Nariman Teymourian is chairman and CEO of Gale Technologies. He spent 20 years in the Marines, including seven years of active duty in Marine Recon and four years of combat, he and participated in more than 50 missions. A CEO and COO for more than 15 years, Nariman has held executive positions in several large companies, including TRW, MicroAge and Lockheed-Martin, and he has extensive government experience as a senior adviser, consultant and researcher with the U.S. Departments of Energy, Defense and State and related government agencies such as the RAND Corp., Council on Foreign Relations and the World Bank.

Friday, 30 September 2011 20:04

Nariman Teymourian: leading by example

Being a 20-year veteran of the Marine Corps and a 15-year veteran as a CEO and COO, I’ve come to realize how relevant Marine Special Forces training principles are to achieving success in the corporate world. The leadership training principles offered at the Officer Candidate Training program link to decisions that corporate leaders have to make daily to run their businesses. This is especially true when it comes to leadership training.

First, Marine commanders must lead by example to earn the respect of the men under their command. This means that during every drill you must give it your all, be prepared, be on time and work hard whether it’s being the first to finish the obstacle course or the first to cross the line during the morning physical training runs. You need to get to know your men and be prepared to make the ultimate sacrifice.

Likewise, as CEO, I do my best to earn the respect of my team. I don’t ask my team to do anything that I am not prepared to do myself. I try to be on time, work hard to be prepared for my meetings and pay close attention to what they say. You should know your product as well as you can and know every aspect of the business as well as possible. Get to know the employees and their goals and aspirations.
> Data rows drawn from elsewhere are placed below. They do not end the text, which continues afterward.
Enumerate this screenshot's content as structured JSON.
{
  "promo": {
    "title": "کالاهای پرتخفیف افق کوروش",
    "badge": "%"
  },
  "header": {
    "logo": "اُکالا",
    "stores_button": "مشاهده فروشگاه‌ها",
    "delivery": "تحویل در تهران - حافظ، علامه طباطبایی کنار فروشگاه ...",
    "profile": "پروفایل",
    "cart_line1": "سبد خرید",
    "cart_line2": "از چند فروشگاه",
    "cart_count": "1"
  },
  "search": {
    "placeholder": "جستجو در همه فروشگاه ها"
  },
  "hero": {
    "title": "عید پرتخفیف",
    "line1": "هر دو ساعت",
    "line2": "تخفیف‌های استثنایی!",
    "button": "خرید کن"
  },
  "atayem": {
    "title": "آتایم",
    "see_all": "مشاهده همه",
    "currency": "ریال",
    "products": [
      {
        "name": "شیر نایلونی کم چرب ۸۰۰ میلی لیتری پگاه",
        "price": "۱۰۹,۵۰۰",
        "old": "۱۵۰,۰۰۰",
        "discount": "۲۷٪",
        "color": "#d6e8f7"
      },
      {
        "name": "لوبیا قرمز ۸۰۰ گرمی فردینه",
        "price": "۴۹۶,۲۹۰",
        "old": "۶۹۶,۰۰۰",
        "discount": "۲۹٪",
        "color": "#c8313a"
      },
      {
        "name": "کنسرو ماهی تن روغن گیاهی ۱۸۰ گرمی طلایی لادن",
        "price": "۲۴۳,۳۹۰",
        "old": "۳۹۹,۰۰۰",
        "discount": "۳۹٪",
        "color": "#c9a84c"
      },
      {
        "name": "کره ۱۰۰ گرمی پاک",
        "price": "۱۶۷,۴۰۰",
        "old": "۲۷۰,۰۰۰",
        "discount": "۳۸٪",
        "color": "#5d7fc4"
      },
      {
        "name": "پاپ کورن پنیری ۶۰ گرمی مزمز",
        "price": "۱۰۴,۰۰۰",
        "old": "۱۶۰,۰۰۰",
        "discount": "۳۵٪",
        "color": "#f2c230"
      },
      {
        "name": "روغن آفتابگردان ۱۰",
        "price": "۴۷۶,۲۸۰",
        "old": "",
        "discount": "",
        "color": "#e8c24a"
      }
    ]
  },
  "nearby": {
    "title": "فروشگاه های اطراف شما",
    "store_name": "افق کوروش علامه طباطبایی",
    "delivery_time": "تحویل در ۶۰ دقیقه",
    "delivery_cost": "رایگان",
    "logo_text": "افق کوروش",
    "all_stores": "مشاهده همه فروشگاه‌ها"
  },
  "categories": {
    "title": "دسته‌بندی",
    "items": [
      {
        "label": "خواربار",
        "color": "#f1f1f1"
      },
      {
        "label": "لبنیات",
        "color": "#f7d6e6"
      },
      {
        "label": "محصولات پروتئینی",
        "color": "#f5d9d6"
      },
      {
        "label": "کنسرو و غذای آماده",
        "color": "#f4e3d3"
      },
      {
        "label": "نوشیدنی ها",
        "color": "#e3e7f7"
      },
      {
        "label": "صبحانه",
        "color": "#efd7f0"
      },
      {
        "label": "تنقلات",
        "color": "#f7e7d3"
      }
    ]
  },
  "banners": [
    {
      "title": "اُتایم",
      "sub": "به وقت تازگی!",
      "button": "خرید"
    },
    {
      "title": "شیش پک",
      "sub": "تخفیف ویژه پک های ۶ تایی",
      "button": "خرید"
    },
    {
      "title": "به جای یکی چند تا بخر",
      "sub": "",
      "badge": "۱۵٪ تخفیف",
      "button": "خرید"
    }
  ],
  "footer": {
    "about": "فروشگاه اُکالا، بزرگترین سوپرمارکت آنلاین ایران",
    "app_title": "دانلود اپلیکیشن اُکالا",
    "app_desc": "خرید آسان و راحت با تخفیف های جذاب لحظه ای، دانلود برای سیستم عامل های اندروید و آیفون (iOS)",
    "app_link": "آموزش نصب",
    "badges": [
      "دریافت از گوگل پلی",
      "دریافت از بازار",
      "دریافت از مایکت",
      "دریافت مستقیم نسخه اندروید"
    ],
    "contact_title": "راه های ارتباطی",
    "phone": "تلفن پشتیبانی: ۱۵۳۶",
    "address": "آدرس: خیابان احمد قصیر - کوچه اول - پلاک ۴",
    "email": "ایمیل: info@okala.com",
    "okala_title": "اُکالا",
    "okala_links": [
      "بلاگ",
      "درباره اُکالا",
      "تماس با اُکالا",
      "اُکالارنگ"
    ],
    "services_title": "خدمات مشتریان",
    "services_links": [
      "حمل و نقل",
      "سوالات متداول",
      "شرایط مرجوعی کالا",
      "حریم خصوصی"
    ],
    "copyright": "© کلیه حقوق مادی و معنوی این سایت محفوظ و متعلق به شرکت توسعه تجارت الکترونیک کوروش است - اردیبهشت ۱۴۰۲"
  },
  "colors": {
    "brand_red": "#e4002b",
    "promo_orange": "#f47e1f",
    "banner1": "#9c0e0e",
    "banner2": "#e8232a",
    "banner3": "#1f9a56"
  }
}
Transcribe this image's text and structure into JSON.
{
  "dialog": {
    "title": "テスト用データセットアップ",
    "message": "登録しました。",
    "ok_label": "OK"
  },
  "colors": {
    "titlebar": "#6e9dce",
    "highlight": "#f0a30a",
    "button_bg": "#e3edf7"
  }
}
Finally, when the times are hard and you are asking for sacrifices, make sure your sacrifice, financial or otherwise, is bigger than theirs.

Another key aspect of leadership is being able to give clear and concise instructions. You can’t afford to be vague in battle when it’s a matter of life and death. Amazingly, the same principles apply in business. Your orders must be understandable as well as succinct. Your team needs to know where you stand and you must commit to it. If you are uncertain about what you want them to do, it is better not to make any decisions until you are sure. Don’t send them to do something unless you have made the goal absolutely clear to them and yourself. This will require that you get the best advice you can get from your men and make sure they are comfortable giving you their best advice. Listen carefully, do your homework and then make a decision. If it fails, you have no one to blame but yourself.

Above all, protect your troops and bring them home safe. Your number one duty is to your men and protecting them at all costs. This is a core principle for a Marine commander. As a CEO, it is your job to worry about all aspects of your company. Your team does not need to worry about finances, personnel issues or board problems. These are all your problems. Keep your employees informed but let them know they need not worry. It is no one else’s job but yours. Do not send them out to do a job they are ill-equipped to do. Make sure they are trained well, have the necessary resources, have a well-defined objective and are comfortable asking you for support if and when they need it. If they fail, then you have failed to recognize their limitations and sent them to do something they were unable to accomplish. This means you failed to protect them.

Nariman Teymourian is chairman and CEO of Gale Technologies. He spent 20 years in the Marines, including seven years of active duty in Marine Recon and four years of combat, and participated in more than 50 missions. A CEO and COO for more than 15 years, he has held executive positions in several large companies, including TRW, MicroAge and Lockheed-Martin, and he has extensive government experience as a senior adviser, consultant and researcher with the U.S. Government’s Departments of Energy, Defense and State and related government agencies such as the RAND Corp., Council on Foreign Relations and the World Bank.